Rick asked me, point-blank, the other night as we brushed our teeth in our tiny bathroom. “What is the real reason you aren’t writing?”
I fled the bathroom and began straightening the bed sheets before climbing in. He may as well be holding me by the throat. But the answer floated to the surface without a lot of digging.
“Self doubt.” It came out louder than expected.
I snapped off the light after he got settled into bed.
“Fear. It’s always fear,” I whispered into the darkness.
And that is the truth. I feel my heartbeat against my vocal chords as I bare this awful truth. I am terrified. Not of failing. I can write something. And at least six of my closest family members and friends will read it. I can write the book that is literally eating me alive from the inside out.
And when I do, it will be.
But then what?
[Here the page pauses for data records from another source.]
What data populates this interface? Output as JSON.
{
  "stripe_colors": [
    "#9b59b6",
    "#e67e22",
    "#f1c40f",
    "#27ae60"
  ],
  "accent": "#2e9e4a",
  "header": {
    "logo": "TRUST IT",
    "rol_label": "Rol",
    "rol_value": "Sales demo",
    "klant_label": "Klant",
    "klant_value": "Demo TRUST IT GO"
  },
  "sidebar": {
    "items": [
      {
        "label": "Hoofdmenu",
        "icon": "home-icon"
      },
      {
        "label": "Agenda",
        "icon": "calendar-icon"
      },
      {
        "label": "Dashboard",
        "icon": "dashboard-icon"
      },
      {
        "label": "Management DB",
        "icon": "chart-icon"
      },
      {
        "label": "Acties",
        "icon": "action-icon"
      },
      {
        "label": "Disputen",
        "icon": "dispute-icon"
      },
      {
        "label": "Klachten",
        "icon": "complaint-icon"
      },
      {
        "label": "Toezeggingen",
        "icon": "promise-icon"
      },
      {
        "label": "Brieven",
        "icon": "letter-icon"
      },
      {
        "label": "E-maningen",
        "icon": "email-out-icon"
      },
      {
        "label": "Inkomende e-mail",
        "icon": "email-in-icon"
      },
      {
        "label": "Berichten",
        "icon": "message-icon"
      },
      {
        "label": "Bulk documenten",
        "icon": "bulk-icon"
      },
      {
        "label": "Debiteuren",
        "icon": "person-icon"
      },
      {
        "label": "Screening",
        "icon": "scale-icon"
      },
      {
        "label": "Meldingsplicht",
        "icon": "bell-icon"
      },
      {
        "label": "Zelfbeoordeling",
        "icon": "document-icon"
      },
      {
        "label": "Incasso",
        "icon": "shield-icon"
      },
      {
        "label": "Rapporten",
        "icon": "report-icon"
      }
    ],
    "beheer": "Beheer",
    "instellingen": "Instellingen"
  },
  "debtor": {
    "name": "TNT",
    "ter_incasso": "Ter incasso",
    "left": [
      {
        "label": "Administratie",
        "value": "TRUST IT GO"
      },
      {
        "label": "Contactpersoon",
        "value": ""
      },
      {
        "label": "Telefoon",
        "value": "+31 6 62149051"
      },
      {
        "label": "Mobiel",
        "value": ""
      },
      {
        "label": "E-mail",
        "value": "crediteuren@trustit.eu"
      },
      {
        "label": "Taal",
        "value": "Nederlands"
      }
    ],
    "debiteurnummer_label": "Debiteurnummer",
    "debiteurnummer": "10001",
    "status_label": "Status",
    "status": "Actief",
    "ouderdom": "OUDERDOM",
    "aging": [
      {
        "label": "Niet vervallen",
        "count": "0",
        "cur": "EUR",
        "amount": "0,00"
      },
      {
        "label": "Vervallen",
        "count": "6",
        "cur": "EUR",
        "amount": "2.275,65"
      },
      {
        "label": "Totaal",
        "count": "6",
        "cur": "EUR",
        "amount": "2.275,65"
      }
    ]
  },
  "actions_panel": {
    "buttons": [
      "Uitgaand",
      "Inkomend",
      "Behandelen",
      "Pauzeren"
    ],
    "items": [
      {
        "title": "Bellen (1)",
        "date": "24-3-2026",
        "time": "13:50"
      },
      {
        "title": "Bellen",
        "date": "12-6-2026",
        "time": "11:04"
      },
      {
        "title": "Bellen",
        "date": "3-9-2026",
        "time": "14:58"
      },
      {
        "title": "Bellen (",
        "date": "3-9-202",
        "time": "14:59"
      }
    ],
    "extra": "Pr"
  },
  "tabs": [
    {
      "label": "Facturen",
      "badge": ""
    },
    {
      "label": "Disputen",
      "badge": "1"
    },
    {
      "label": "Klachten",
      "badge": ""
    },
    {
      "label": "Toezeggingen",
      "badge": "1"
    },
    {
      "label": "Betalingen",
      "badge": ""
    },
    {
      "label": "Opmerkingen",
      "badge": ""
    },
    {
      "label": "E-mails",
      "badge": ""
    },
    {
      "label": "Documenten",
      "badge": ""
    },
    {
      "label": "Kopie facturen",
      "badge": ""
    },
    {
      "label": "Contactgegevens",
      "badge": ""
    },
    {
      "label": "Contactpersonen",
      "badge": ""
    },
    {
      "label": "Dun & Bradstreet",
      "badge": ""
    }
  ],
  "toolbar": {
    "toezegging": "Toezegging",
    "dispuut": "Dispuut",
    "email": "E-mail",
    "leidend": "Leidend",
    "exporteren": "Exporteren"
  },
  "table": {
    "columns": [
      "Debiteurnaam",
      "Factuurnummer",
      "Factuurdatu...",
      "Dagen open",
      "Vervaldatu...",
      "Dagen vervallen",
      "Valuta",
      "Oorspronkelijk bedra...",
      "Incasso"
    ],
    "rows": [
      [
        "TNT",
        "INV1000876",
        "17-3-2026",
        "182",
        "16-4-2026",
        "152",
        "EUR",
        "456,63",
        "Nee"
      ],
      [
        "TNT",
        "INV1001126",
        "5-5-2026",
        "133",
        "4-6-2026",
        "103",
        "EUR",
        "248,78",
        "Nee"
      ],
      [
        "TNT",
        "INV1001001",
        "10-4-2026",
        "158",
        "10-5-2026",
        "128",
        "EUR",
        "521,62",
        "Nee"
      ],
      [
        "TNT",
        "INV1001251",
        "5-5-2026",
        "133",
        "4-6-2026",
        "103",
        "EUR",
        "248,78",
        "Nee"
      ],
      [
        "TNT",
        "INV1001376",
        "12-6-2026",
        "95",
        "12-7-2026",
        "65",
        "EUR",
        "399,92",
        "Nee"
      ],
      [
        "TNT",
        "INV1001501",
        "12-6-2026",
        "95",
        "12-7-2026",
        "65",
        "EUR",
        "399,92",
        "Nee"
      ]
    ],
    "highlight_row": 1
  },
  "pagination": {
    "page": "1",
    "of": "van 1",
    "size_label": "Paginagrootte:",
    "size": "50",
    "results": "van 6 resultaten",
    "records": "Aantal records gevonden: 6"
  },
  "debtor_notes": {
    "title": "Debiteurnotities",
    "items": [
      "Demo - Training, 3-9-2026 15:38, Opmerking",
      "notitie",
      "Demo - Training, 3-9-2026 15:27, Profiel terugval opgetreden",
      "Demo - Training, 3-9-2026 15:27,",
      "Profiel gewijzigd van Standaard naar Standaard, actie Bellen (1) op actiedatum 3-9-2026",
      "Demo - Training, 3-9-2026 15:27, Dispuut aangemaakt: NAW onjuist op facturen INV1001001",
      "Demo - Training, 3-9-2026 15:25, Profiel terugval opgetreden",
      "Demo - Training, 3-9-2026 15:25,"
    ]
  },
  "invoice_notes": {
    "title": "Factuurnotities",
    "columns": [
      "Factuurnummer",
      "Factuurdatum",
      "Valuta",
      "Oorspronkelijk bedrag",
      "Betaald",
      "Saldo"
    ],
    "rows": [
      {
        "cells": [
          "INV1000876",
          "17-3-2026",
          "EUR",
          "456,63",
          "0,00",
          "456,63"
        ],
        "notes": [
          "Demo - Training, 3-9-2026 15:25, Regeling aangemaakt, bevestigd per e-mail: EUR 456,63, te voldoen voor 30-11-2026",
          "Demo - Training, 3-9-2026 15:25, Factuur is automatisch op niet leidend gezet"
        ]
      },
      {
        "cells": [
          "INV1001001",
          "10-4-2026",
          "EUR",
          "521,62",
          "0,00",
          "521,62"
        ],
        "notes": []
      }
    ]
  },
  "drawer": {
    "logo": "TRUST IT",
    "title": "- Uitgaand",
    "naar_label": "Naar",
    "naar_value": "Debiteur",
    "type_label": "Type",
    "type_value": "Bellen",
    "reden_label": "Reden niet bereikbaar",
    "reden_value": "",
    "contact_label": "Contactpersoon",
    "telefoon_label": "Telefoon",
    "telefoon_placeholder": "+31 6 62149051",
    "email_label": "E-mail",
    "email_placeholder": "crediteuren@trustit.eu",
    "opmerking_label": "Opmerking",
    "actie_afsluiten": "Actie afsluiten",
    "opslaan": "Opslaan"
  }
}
The fear surrounding that question…whether I can survive the rejection that comes with daring to reach for my dreams….that fear is paralyzing.
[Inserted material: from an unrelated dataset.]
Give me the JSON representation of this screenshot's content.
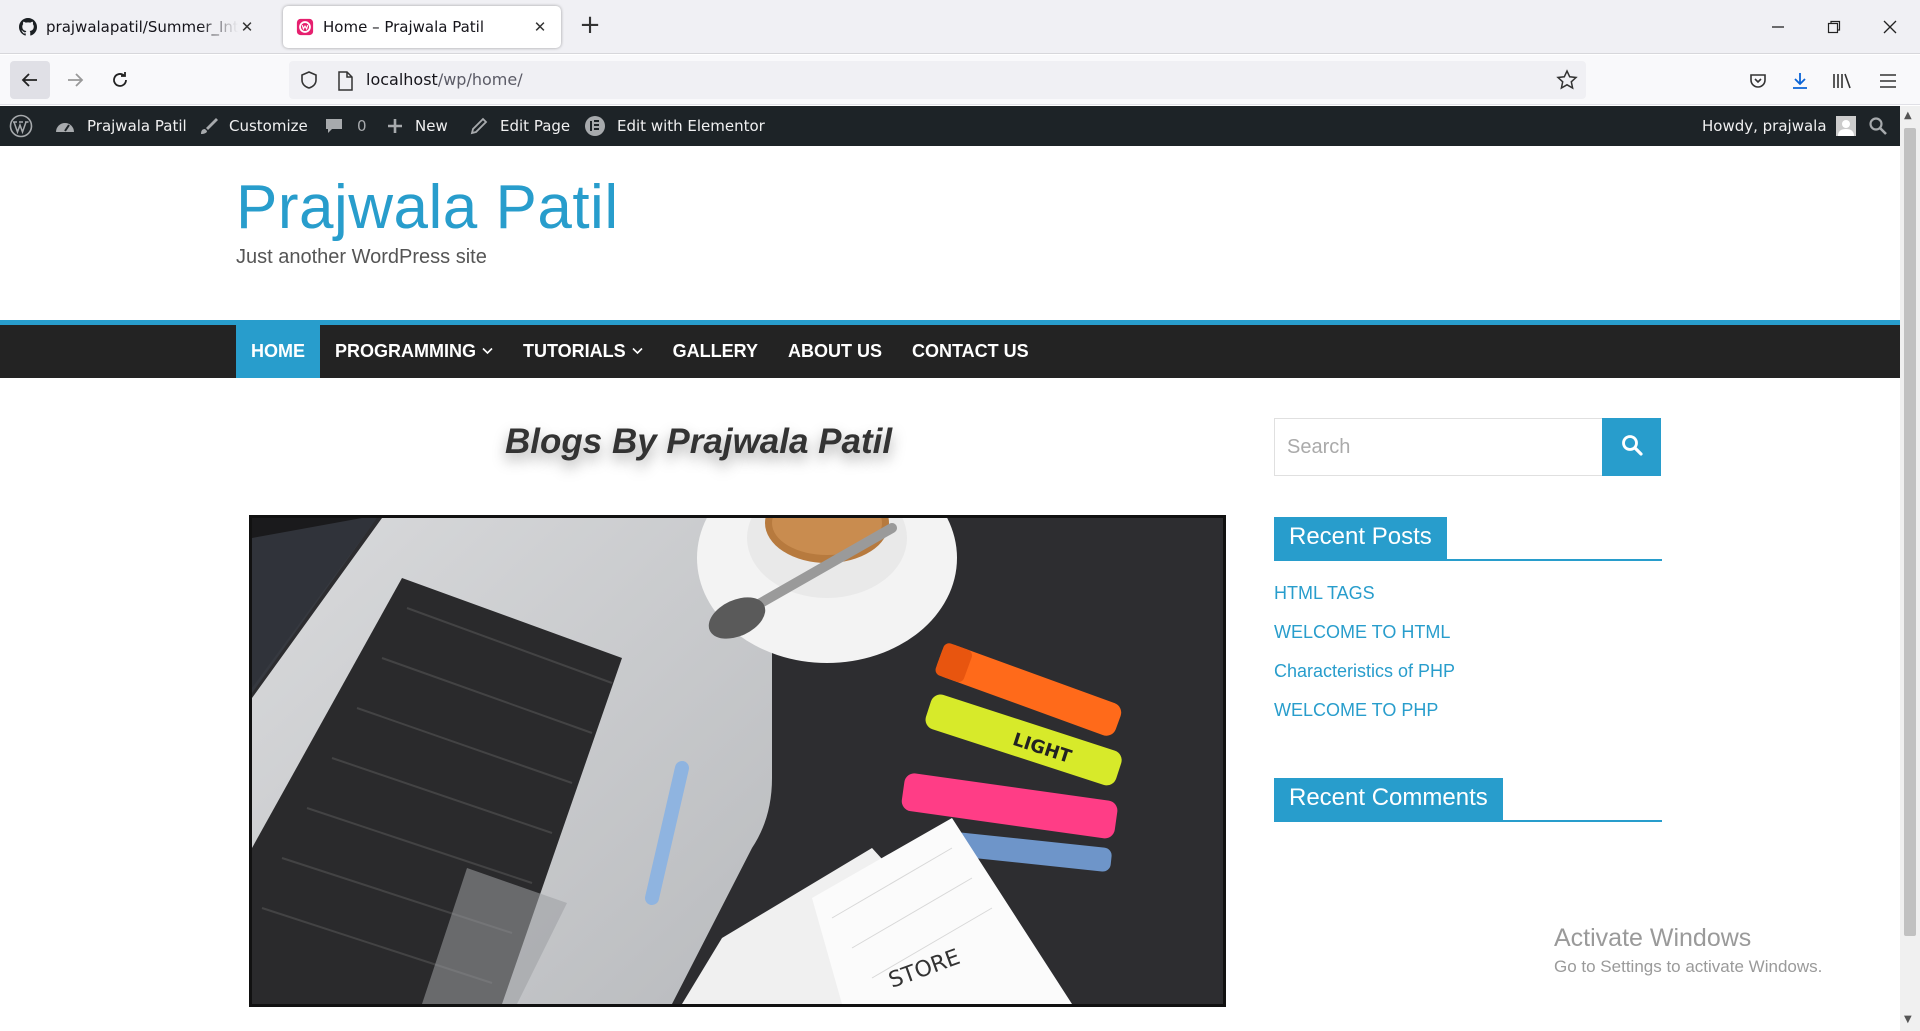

The only thing that got my fingers moving on the keys today, is the belief that everyone feels this way. I am not alone in my fear. Fear is not a monster to be conquered. I can not get rid of the fear. This is not war. I can not beat it down or fight it off or make it submit. I can not hide from it or hold really, really still and hope it doesn’t see me. Fear is simply the absence of light. I found myself in the darkness, and it is normal to freak out. To run and thrash and panic…a good way to draw blood in total darkness. I got hurt, so I curled up in a ball and did not move. But only in calm stillness can I spot a tiny spark of light to nurture. I can only breathe in and out, in and out and know that fear is allowed to be. That every person who has ever dared to reach for something, work for something, create something, free themselves from something, has had to breathe through the same fear. In and out, in and out. The pop…the snap, the severance, comes from the strain of fighting it. Fear of rejection, self-doubt over came me. It happened.
I ordered new dinner plates. I removed the vandalized lights and replaced them with new ones. I learned how to change a flat tire. I will replace my cell phone. Rick’s surgeon carefully stitched his achilles tendon back together, and bound his leg in a cast to let it heal. And I will begin again. Breathing in, breathing out, letting the fear be there. My new mantra helps me begin to move once again.
Only through the deepest Fear will I find the deepest Joy.